[Data for this task]

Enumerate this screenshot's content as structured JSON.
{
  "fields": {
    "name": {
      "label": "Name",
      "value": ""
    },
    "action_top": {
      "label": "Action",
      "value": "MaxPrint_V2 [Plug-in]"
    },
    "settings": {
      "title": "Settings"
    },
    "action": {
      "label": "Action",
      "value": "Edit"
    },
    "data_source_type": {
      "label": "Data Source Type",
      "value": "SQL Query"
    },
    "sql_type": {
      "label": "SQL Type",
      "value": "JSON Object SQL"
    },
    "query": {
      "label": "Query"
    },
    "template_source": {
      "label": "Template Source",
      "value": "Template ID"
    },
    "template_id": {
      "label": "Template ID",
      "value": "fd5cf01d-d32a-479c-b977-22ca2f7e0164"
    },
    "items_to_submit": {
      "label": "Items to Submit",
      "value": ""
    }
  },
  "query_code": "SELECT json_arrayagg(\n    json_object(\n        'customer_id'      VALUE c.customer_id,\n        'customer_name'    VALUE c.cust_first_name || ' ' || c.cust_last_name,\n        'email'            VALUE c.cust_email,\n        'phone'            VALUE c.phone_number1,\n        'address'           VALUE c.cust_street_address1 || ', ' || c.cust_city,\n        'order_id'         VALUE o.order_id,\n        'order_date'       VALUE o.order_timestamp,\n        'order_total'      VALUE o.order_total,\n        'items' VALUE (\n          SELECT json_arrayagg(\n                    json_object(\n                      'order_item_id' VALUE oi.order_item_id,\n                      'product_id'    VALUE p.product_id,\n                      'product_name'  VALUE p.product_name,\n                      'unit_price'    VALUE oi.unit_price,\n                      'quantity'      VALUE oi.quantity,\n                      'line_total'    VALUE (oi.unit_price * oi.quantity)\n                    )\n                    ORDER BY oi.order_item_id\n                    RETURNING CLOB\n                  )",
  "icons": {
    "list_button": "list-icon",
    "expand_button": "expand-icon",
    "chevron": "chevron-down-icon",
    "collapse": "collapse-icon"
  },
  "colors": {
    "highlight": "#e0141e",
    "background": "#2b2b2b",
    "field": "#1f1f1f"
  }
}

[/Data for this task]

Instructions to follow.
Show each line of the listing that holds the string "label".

Result.
      "label": "Name",
      "label": "Action",
      "label": "Action",
      "label": "Data Source Type",
      "label": "SQL Type",
      "label": "Query"
      "label": "Template Source",
      "label": "Template ID",
      "label": "Items to Submit",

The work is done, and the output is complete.